_ACTIVITY_
Please go line by line through the material and copy each one containing the word "Viewing".

_DATA EXCERPTS_
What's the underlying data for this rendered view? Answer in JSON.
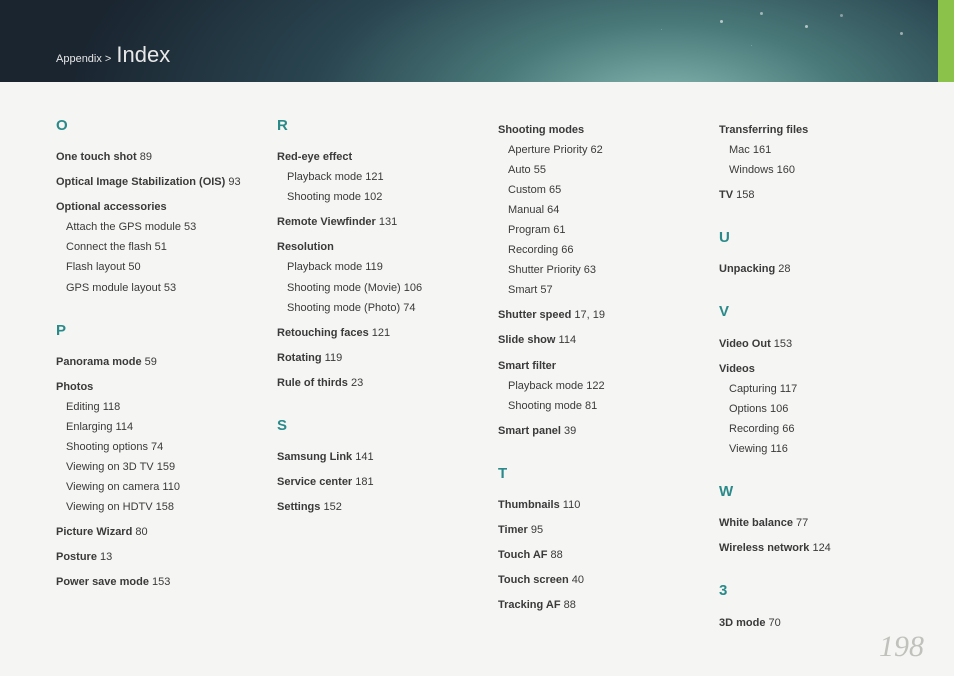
{
  "breadcrumb": {
    "section": "Appendix >",
    "title": "Index"
  },
  "page_number": "198",
  "columns": [
    [
      {
        "type": "letter",
        "text": "O"
      },
      {
        "type": "main",
        "label": "One touch shot",
        "page": "89"
      },
      {
        "type": "main",
        "label": "Optical Image Stabilization (OIS)",
        "page": "93"
      },
      {
        "type": "main",
        "label": "Optional accessories",
        "page": ""
      },
      {
        "type": "sub",
        "label": "Attach the GPS module",
        "page": "53"
      },
      {
        "type": "sub",
        "label": "Connect the flash",
        "page": "51"
      },
      {
        "type": "sub",
        "label": "Flash layout",
        "page": "50"
      },
      {
        "type": "sub",
        "label": "GPS module layout",
        "page": "53"
      },
      {
        "type": "letter",
        "text": "P"
      },
      {
        "type": "main",
        "label": "Panorama mode",
        "page": "59"
      },
      {
        "type": "main",
        "label": "Photos",
        "page": ""
      },
      {
        "type": "sub",
        "label": "Editing",
        "page": "118"
      },
      {
        "type": "sub",
        "label": "Enlarging",
        "page": "114"
      },
      {
        "type": "sub",
        "label": "Shooting options",
        "page": "74"
      },
      {
        "type": "sub",
        "label": "Viewing on 3D TV",
        "page": "159"
      },
      {
        "type": "sub",
        "label": "Viewing on camera",
        "page": "110"
      },
      {
        "type": "sub",
        "label": "Viewing on HDTV",
        "page": "158"
      },
      {
        "type": "main",
        "label": "Picture Wizard",
        "page": "80"
      },
      {
        "type": "main",
        "label": "Posture",
        "page": "13"
      },
      {
        "type": "main",
        "label": "Power save mode",
        "page": "153"
      }
    ],
    [
      {
        "type": "letter",
        "text": "R"
      },
      {
        "type": "main",
        "label": "Red-eye effect",
        "page": ""
      },
      {
        "type": "sub",
        "label": "Playback mode",
        "page": "121"
      },
      {
        "type": "sub",
        "label": "Shooting mode",
        "page": "102"
      },
      {
        "type": "main",
        "label": "Remote Viewfinder",
        "page": "131"
      },
      {
        "type": "main",
        "label": "Resolution",
        "page": ""
      },
      {
        "type": "sub",
        "label": "Playback mode",
        "page": "119"
      },
      {
        "type": "sub",
        "label": "Shooting mode (Movie)",
        "page": "106"
      },
      {
        "type": "sub",
        "label": "Shooting mode (Photo)",
        "page": "74"
      },
      {
        "type": "main",
        "label": "Retouching faces",
        "page": "121"
      },
      {
        "type": "main",
        "label": "Rotating",
        "page": "119"
      },
      {
        "type": "main",
        "label": "Rule of thirds",
        "page": "23"
      },
      {
        "type": "letter",
        "text": "S"
      },
      {
        "type": "main",
        "label": "Samsung Link",
        "page": "141"
      },
      {
        "type": "main",
        "label": "Service center",
        "page": "181"
      },
      {
        "type": "main",
        "label": "Settings",
        "page": "152"
      }
    ],
    [
      {
        "type": "main",
        "label": "Shooting modes",
        "page": ""
      },
      {
        "type": "sub",
        "label": "Aperture Priority",
        "page": "62"
      },
      {
        "type": "sub",
        "label": "Auto",
        "page": "55"
      },
      {
        "type": "sub",
        "label": "Custom",
        "page": "65"
      },
      {
        "type": "sub",
        "label": "Manual",
        "page": "64"
      },
      {
        "type": "sub",
        "label": "Program",
        "page": "61"
      },
      {
        "type": "sub",
        "label": "Recording",
        "page": "66"
      },
      {
        "type": "sub",
        "label": "Shutter Priority",
        "page": "63"
      },
      {
        "type": "sub",
        "label": "Smart",
        "page": "57"
      },
      {
        "type": "main",
        "label": "Shutter speed",
        "page": "17, 19"
      },
      {
        "type": "main",
        "label": "Slide show",
        "page": "114"
      },
      {
        "type": "main",
        "label": "Smart filter",
        "page": ""
      },
      {
        "type": "sub",
        "label": "Playback mode",
        "page": "122"
      },
      {
        "type": "sub",
        "label": "Shooting mode",
        "page": "81"
      },
      {
        "type": "main",
        "label": "Smart panel",
        "page": "39"
      },
      {
        "type": "letter",
        "text": "T"
      },
      {
        "type": "main",
        "label": "Thumbnails",
        "page": "110"
      },
      {
        "type": "main",
        "label": "Timer",
        "page": "95"
      },
      {
        "type": "main",
        "label": "Touch AF",
        "page": "88"
      },
      {
        "type": "main",
        "label": "Touch screen",
        "page": "40"
      },
      {
        "type": "main",
        "label": "Tracking AF",
        "page": "88"
      }
    ],
    [
      {
        "type": "main",
        "label": "Transferring files",
        "page": ""
      },
      {
        "type": "sub",
        "label": "Mac",
        "page": "161"
      },
      {
        "type": "sub",
        "label": "Windows",
        "page": "160"
      },
      {
        "type": "main",
        "label": "TV",
        "page": "158"
      },
      {
        "type": "letter",
        "text": "U"
      },
      {
        "type": "main",
        "label": "Unpacking",
        "page": "28"
      },
      {
        "type": "letter",
        "text": "V"
      },
      {
        "type": "main",
        "label": "Video Out",
        "page": "153"
      },
      {
        "type": "main",
        "label": "Videos",
        "page": ""
      },
      {
        "type": "sub",
        "label": "Capturing",
        "page": "117"
      },
      {
        "type": "sub",
        "label": "Options",
        "page": "106"
      },
      {
        "type": "sub",
        "label": "Recording",
        "page": "66"
      },
      {
        "type": "sub",
        "label": "Viewing",
        "page": "116"
      },
      {
        "type": "letter",
        "text": "W"
      },
      {
        "type": "main",
        "label": "White balance",
        "page": "77"
      },
      {
        "type": "main",
        "label": "Wireless network",
        "page": "124"
      },
      {
        "type": "letter",
        "text": "3"
      },
      {
        "type": "main",
        "label": "3D mode",
        "page": "70"
      }
    ]
  ]
}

_SOLUTION_
        "label": "Viewing on 3D TV",
        "label": "Viewing on camera",
        "label": "Viewing on HDTV",
        "label": "Viewing",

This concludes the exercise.